Meet the locals #4

Gilbert Haisman

Portrait of Gilbert by Taja Farslow

Gilbert and Kamala will be familiar figures to many, walking their beloved little dog on the shore or around the village. Gilbert, a well known musician in the Paekakariki community, has lived here half a century after he turned “randomly” across the railway lines for the first time, “smelt the air, loved the little baches and the spaces around them…and immediately wanted to move in.”  It wasn’t long before he became the owner of one of the little baches on a large bush-clad hill section with no drive. The little shack there had started as a one-room hut in 1923 and has now had seven additions of which Gilbert has added three, creating a marvellous house “greatly assisted by a broad-minded building inspector.” Gilbert was then a teacher at Porirua College and later became an advisor with the Department of Education. A noted jazz pianist, Gilbert plays here for silent movies, a range of gigs and community singalongs.  His mother who could hardly read music had become the pianist at the monthly silent movies in Tuai in the Urewera where they lived. The back bar in the old Paekākāriki pub had a piano in the corner and could seat 100, so you could put on any sort of show, a variety of popular music with various musicians joining Gilbert and some “quite arty shows.” And people could dance. “I did a long sulk when the pub went…. It was more of a railway town, we’ve lost some diversity especially politically.”

“To spend half a century in a place that you love, with a whole lot of people that you like, most of whom are younger than you, is quite a good insurance for a rewarding old age. You can’t go shopping without getting into about four conversations before you get to the shops. A great thing.”

Kamala Patel

Portrait of Kamala by Taja Faslow

Kamala is a teacher of academic writing at Victoria University. She grew up in the Wairarapa and lived in Wellington before joining Gilbert here in Paekākāriki 40 years ago.  Kamala has created an amazing garden on the hilltop section. She loves this place for the garden, the beach, sea views, the community and the people. 

Sir Jon Trimmer


A spritely and friendly face in our village is Sir Jon Trimmer. He was born into a creative family in Petone in 1939. Jon started learning ballet at age 12 at his sister’s ballet school, studied art at Wellington Technical College, then had a stint doing art in advertising. In 1958 he joined the New Zealand Ballet Company where he worked until he left to study overseas. Jon met his wife Jacqui when they were both teenaged dancers in the Company.

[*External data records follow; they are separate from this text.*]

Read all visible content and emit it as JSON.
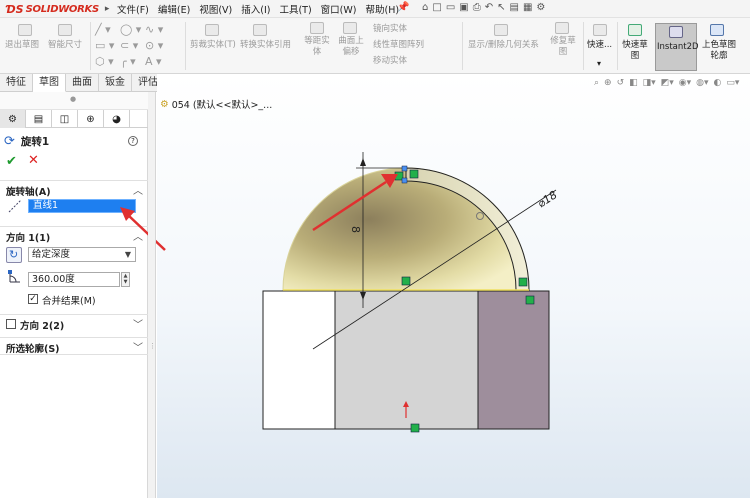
{
  "app": {
    "brand": "SOLIDWORKS"
  },
  "menu": [
    "文件(F)",
    "编辑(E)",
    "视图(V)",
    "插入(I)",
    "工具(T)",
    "窗口(W)",
    "帮助(H)"
  ],
  "ribbon": {
    "exit_sketch": "退出草图",
    "smart_dimension": "智能尺寸",
    "trim": "剪裁实体(T)",
    "convert": "转换实体引用",
    "offset": "等距实体",
    "offset_surface": "曲面上偏移",
    "mirror": "镜向实体",
    "linear_pattern": "线性草图阵列",
    "move": "移动实体",
    "display_delete": "显示/删除几何关系",
    "repair": "修复草图",
    "quick_snaps": "快速...",
    "rapid_sketch": "快速草图",
    "instant2d": "Instant2D",
    "shaded_contours": "上色草图轮廓"
  },
  "tabs": [
    "特征",
    "草图",
    "曲面",
    "钣金",
    "评估"
  ],
  "active_tab": "草图",
  "tree": {
    "item": "054 (默认<<默认>_..."
  },
  "pm": {
    "title": "旋转1",
    "axis_section": "旋转轴(A)",
    "axis_value": "直线1",
    "dir1_section": "方向 1(1)",
    "end_condition": "给定深度",
    "angle": "360.00度",
    "merge_label": "合并结果(M)",
    "merge_checked": true,
    "dir2_section": "方向 2(2)",
    "contours_section": "所选轮廓(S)"
  },
  "sketch": {
    "dim_vertical": "8",
    "dim_diameter": "⌀18"
  },
  "colors": {
    "arrow": "#e03030",
    "selection_blue": "#1e7ff0",
    "dome_yellow": "#e8e2a8",
    "right_block": "#9e8e9c",
    "center_block": "#d4d4d4",
    "relation_green": "#22b04a",
    "brand_red": "#d52b1e"
  }
}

Jon studied for a year at the Royal Ballet School in London but much preferred performing, and then spent two years with Sadler’s Wells. In 1970 Jon returned to the New Zealand Ballet, becoming their principal male dancer, celebrated for his lifts and high leaps. In those days it was a smaller company which did a lot of touring to smaller centres. For 8 years the Trimmers’ cat Tomas toured with them. Jon and Jacqui have danced with both the Australian Ballet and the Royal Danish Ballet and the American Ballet Company of New York. Jon has performed with Dame Margot Fonteyn, Rudolf Nureyev, Erik Bruhn and many of the world’s top dancers.

Among the many roles Sir Jon has danced are Petrouchka and the role of Albrecht in Giselle. He is a master at the character parts he still dances, such as Captain Hook in Peter Pan and Friar Laurence in Romeo and Juliet.

Jon has also acted, playing the part of Edgar Marwick in Peter Sharp‘s 1986 movie Undercover Gang and in 1986 was nominated for the best actor award for a role in the TV series Fireraiser. In 2002 and 2003 he performed with Helen Moulder in her play Meeting Karpovsky which has been revived for his 80th birthday.

Sir Jon has just retired from dancing with the RNZB but will certainly go on performing for us one way or another. The Trimmers have had a home in Paekakariki for 30 years. They both paint, do pottery, garden and enjoy their cats. 

Sir Jon Trimmer is patron of the Paekākāriki Station Museum Trust.

Read Meet the locals #1,#2,#3